/---

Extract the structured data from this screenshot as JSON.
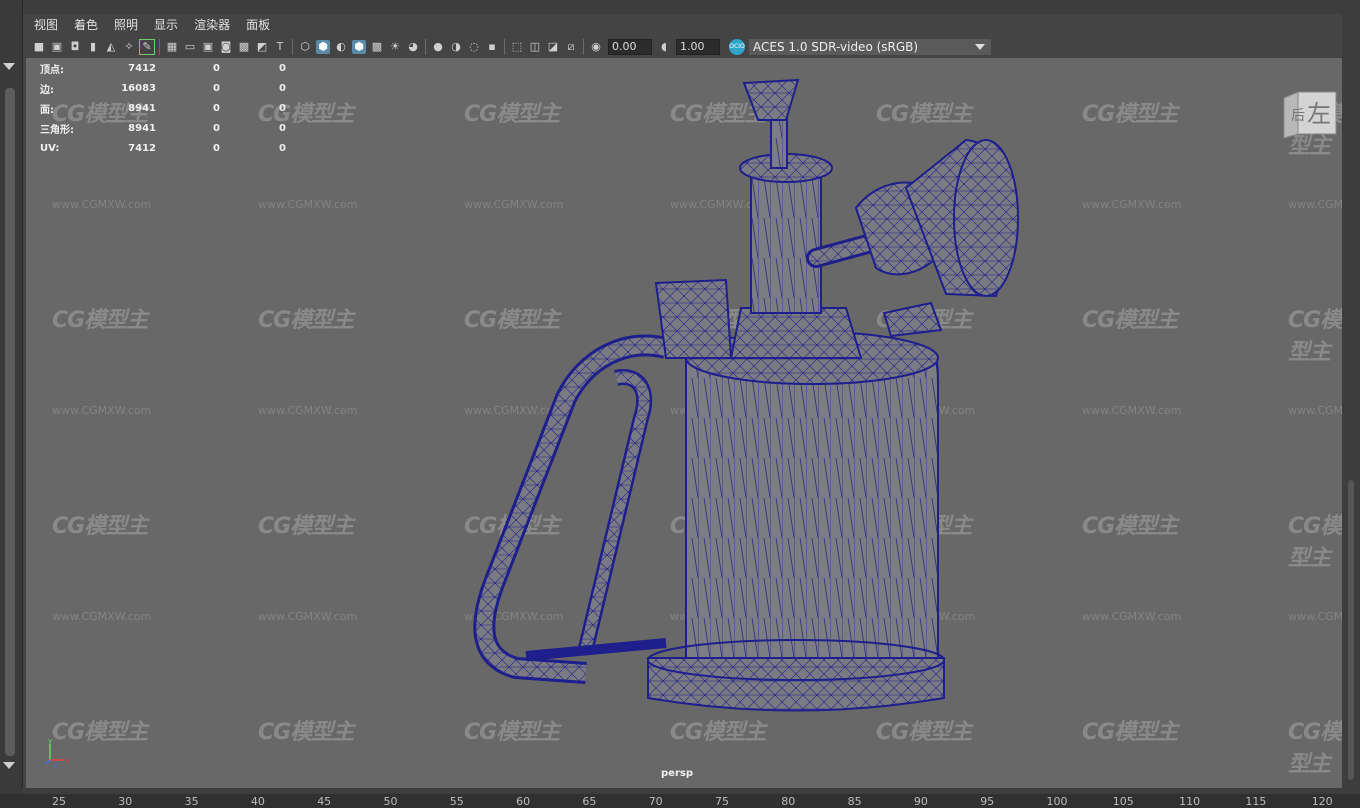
{
  "menu": [
    "视图",
    "着色",
    "照明",
    "显示",
    "渲染器",
    "面板"
  ],
  "toolbar": {
    "exposure_value": "0.00",
    "gamma_value": "1.00",
    "cs_icon_label": "OCIO",
    "color_space": "ACES 1.0 SDR-video (sRGB)"
  },
  "hud": {
    "rows": [
      {
        "label": "顶点:",
        "value": "7412",
        "sel": "0",
        "uv": "0"
      },
      {
        "label": "边:",
        "value": "16083",
        "sel": "0",
        "uv": "0"
      },
      {
        "label": "面:",
        "value": "8941",
        "sel": "0",
        "uv": "0"
      },
      {
        "label": "三角形:",
        "value": "8941",
        "sel": "0",
        "uv": "0"
      },
      {
        "label": "UV:",
        "value": "7412",
        "sel": "0",
        "uv": "0"
      }
    ]
  },
  "viewport": {
    "camera": "persp",
    "viewcube_left": "左",
    "viewcube_back": "后",
    "wire_color": "#1e1e8c",
    "bg_color": "#686868"
  },
  "watermark": {
    "brand": "CG模型主",
    "url": "www.CGMXW.com"
  },
  "ruler": [
    "25",
    "30",
    "35",
    "40",
    "45",
    "50",
    "55",
    "60",
    "65",
    "70",
    "75",
    "80",
    "85",
    "90",
    "95",
    "100",
    "105",
    "110",
    "115",
    "120"
  ],
  "axis": {
    "x": "x",
    "y": "y",
    "z": "z"
  }
}
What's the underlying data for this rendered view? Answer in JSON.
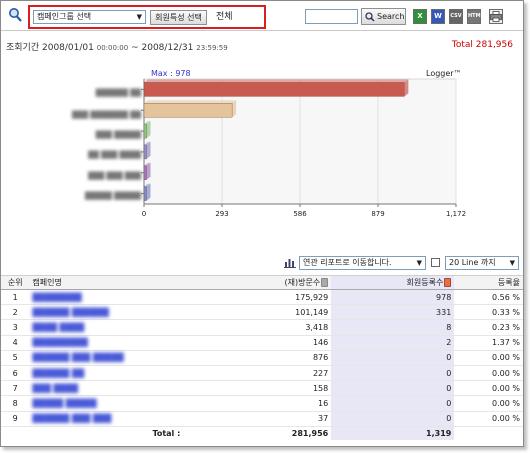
{
  "toolbar": {
    "group_select": "캠페인그룹 선택",
    "attr_button": "회원특성 선택",
    "attr_value": "전체",
    "search_placeholder": "",
    "search_label": "Search",
    "export_icons": [
      "excel-icon",
      "word-icon",
      "csv-icon",
      "html-icon",
      "print-icon"
    ]
  },
  "period": {
    "label": "조회기간",
    "start_date": "2008/01/01",
    "start_time": "00:00:00",
    "sep": "~",
    "end_date": "2008/12/31",
    "end_time": "23:59:59"
  },
  "total_top": "Total 281,956",
  "chart_data": {
    "type": "bar",
    "orientation": "horizontal",
    "max_label": "Max : 978",
    "brand": "Logger™",
    "categories": [
      "",
      "",
      "",
      "",
      "",
      ""
    ],
    "values": [
      978,
      331,
      8,
      2,
      0,
      0
    ],
    "xticks": [
      "0",
      "293",
      "586",
      "879",
      "1,172"
    ],
    "xlim": [
      0,
      1172
    ],
    "colors": [
      "#c85a50",
      "#e4c49a",
      "#8fc887",
      "#8e8ec8",
      "#a07ac0",
      "#7c8ec8"
    ]
  },
  "controls": {
    "report_select": "연관 리포트로 이동합니다.",
    "line_select": "20 Line 까지"
  },
  "table": {
    "headers": {
      "rank": "순위",
      "name": "캠페인명",
      "visits": "(재)방문수",
      "registrations": "회원등록수",
      "rate": "등록율"
    },
    "rows": [
      {
        "rank": "1",
        "name": "",
        "visits": "175,929",
        "reg": "978",
        "rate": "0.56 %"
      },
      {
        "rank": "2",
        "name": "",
        "visits": "101,149",
        "reg": "331",
        "rate": "0.33 %"
      },
      {
        "rank": "3",
        "name": "",
        "visits": "3,418",
        "reg": "8",
        "rate": "0.23 %"
      },
      {
        "rank": "4",
        "name": "",
        "visits": "146",
        "reg": "2",
        "rate": "1.37 %"
      },
      {
        "rank": "5",
        "name": "",
        "visits": "876",
        "reg": "0",
        "rate": "0.00 %"
      },
      {
        "rank": "6",
        "name": "",
        "visits": "227",
        "reg": "0",
        "rate": "0.00 %"
      },
      {
        "rank": "7",
        "name": "",
        "visits": "158",
        "reg": "0",
        "rate": "0.00 %"
      },
      {
        "rank": "8",
        "name": "",
        "visits": "16",
        "reg": "0",
        "rate": "0.00 %"
      },
      {
        "rank": "9",
        "name": "",
        "visits": "37",
        "reg": "0",
        "rate": "0.00 %"
      }
    ],
    "total": {
      "label": "Total :",
      "visits": "281,956",
      "reg": "1,319"
    }
  }
}
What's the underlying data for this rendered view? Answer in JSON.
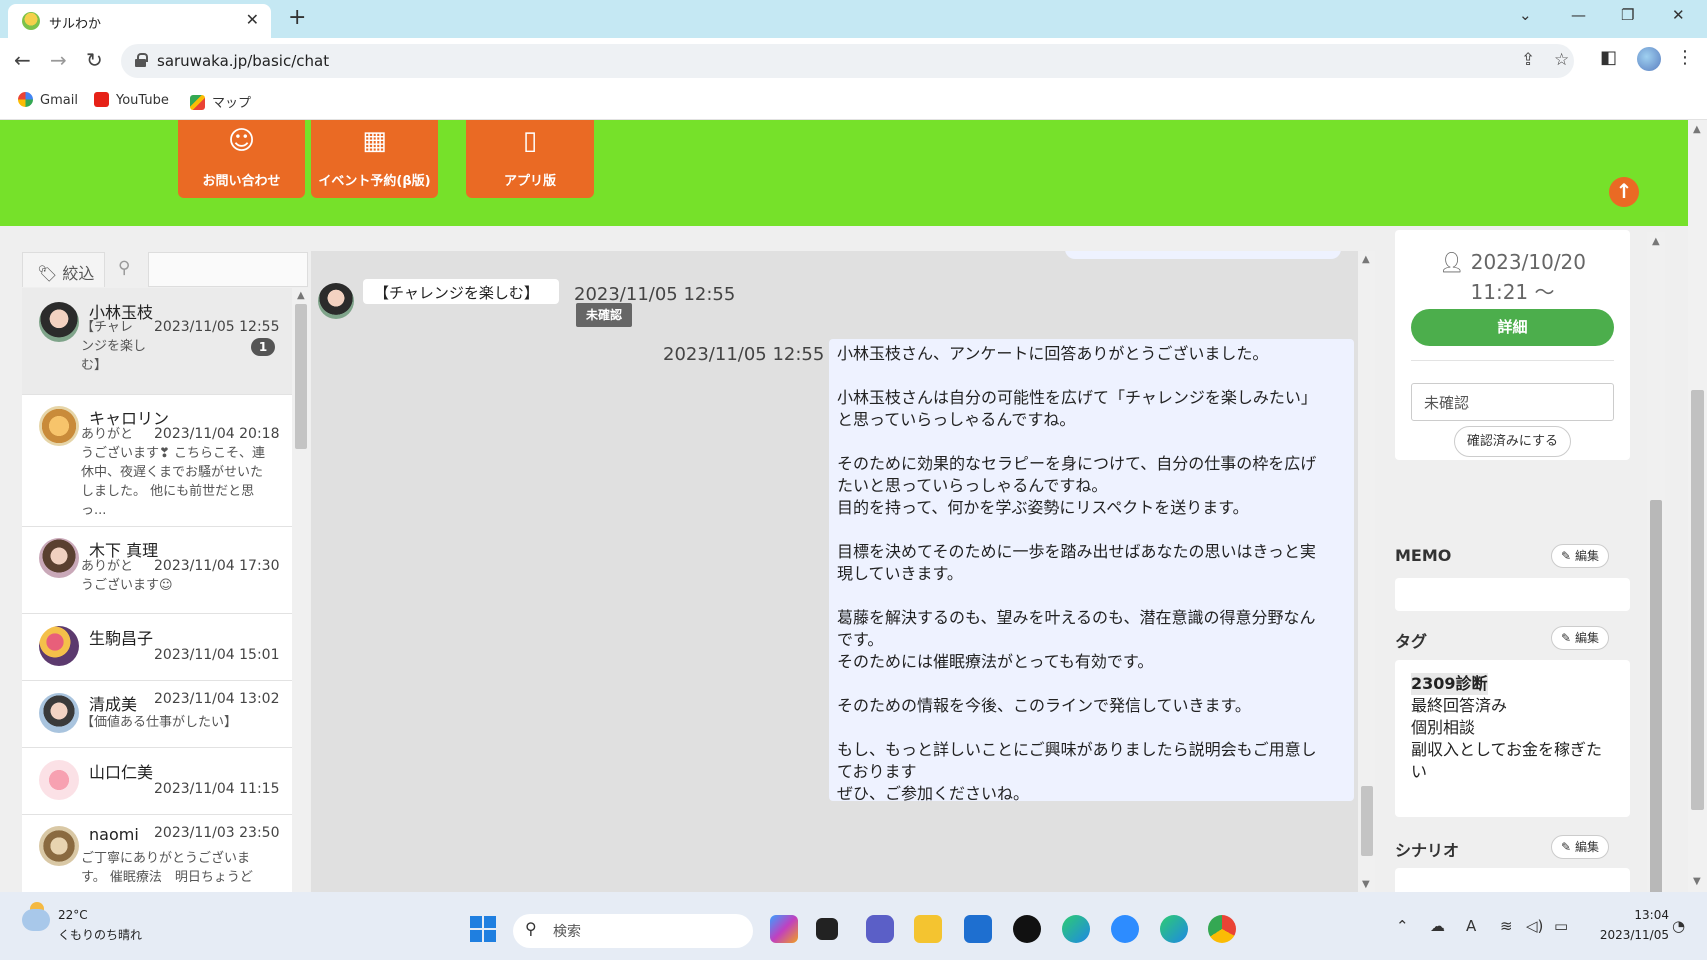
{
  "browser": {
    "tab_title": "サルわか",
    "url": "saruwaka.jp/basic/chat",
    "bookmarks": [
      "Gmail",
      "YouTube",
      "マップ"
    ]
  },
  "site_nav": {
    "buttons": [
      {
        "label": "お問い合わせ",
        "icon": "headset-icon"
      },
      {
        "label": "イベント予約(β版)",
        "icon": "calendar-icon"
      },
      {
        "label": "アプリ版",
        "icon": "smartphone-icon"
      }
    ],
    "accent": "#76e12a",
    "button_color": "#ea6a24"
  },
  "left_panel": {
    "filter_label": "絞込",
    "conversations": [
      {
        "name": "小林玉枝",
        "preview": [
          "【チャレ",
          "ンジを楽し",
          "む】"
        ],
        "date": "2023/11/05 12:55",
        "unread": "1",
        "selected": true
      },
      {
        "name": "キャロリン",
        "preview": [
          "ありがと",
          "うございます❣ こちらこそ、連",
          "休中、夜遅くまでお騒がせいた",
          "しました。 他にも前世だと思",
          "っ..."
        ],
        "date": "2023/11/04 20:18"
      },
      {
        "name": "木下 真理",
        "preview": [
          "ありがと",
          "うございます☺"
        ],
        "date": "2023/11/04 17:30"
      },
      {
        "name": "生駒昌子",
        "preview": [],
        "date": "2023/11/04 15:01"
      },
      {
        "name": "清成美",
        "preview": [
          "【価値ある仕事がしたい】"
        ],
        "date": "2023/11/04 13:02"
      },
      {
        "name": "山口仁美",
        "preview": [],
        "date": "2023/11/04 11:15"
      },
      {
        "name": "naomi",
        "preview": [
          "ご丁寧にありがとうございま",
          "す。 催眠療法　明日ちょうど"
        ],
        "date": "2023/11/03 23:50"
      }
    ]
  },
  "chat": {
    "incoming": {
      "text": "【チャレンジを楽しむ】",
      "date": "2023/11/05 12:55",
      "status": "未確認"
    },
    "outgoing": {
      "date": "2023/11/05 12:55",
      "lines": [
        "小林玉枝さん、アンケートに回答ありがとうございました。",
        "",
        "小林玉枝さんは自分の可能性を広げて「チャレンジを楽しみたい」",
        "と思っていらっしゃるんですね。",
        "",
        "そのために効果的なセラピーを身につけて、自分の仕事の枠を広げ",
        "たいと思っていらっしゃるんですね。",
        "目的を持って、何かを学ぶ姿勢にリスペクトを送ります。",
        "",
        "目標を決めてそのために一歩を踏み出せばあなたの思いはきっと実",
        "現していきます。",
        "",
        "葛藤を解決するのも、望みを叶えるのも、潜在意識の得意分野なん",
        "です。",
        "そのためには催眠療法がとっても有効です。",
        "",
        "そのための情報を今後、このラインで発信していきます。",
        "",
        "もし、もっと詳しいことにご興味がありましたら説明会もご用意し",
        "ております",
        "ぜひ、ご参加くださいね。"
      ]
    }
  },
  "right_panel": {
    "registered_date": "2023/10/20",
    "registered_time": "11:21 〜",
    "detail_button": "詳細",
    "status_value": "未確認",
    "confirm_button": "確認済みにする",
    "memo_heading": "MEMO",
    "tag_heading": "タグ",
    "scenario_heading": "シナリオ",
    "edit_label": "編集",
    "tags": [
      "2309診断",
      "最終回答済み",
      "個別相談",
      "副収入としてお金を稼ぎた",
      "い"
    ]
  },
  "taskbar": {
    "temperature": "22°C",
    "weather": "くもりのち晴れ",
    "search_placeholder": "検索",
    "time": "13:04",
    "date": "2023/11/05"
  }
}
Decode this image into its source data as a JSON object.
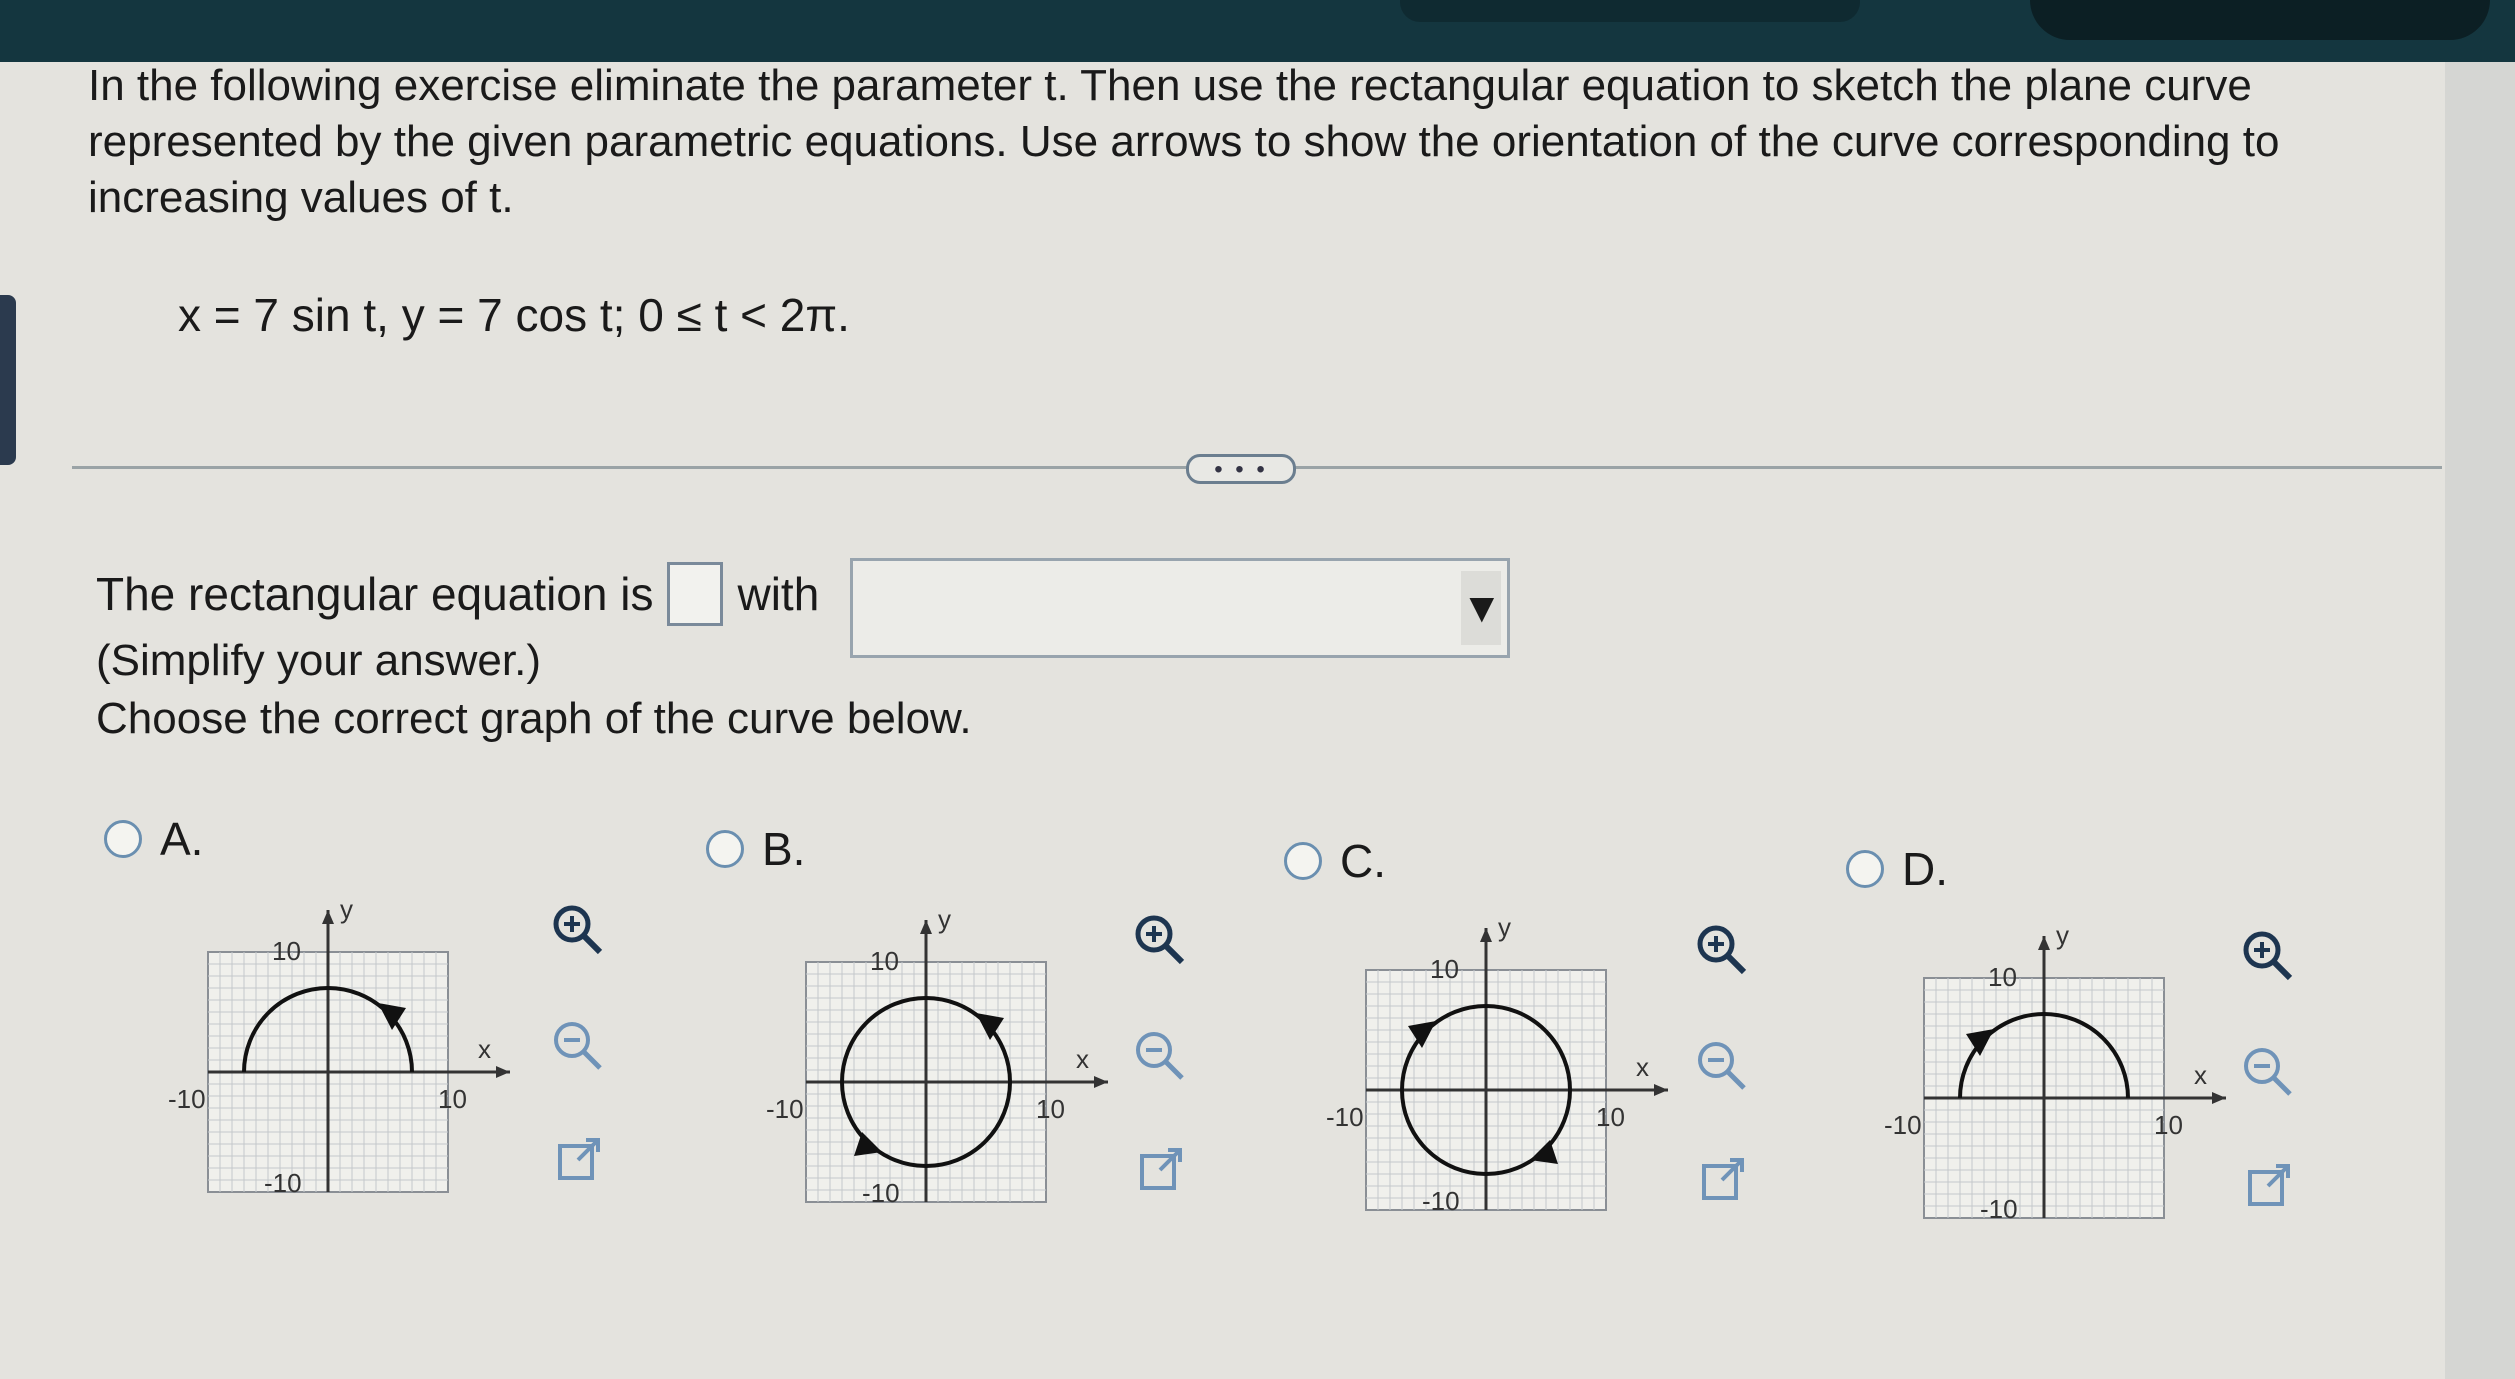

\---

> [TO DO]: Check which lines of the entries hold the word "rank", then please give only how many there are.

> [YOUR SOLUTION]: 10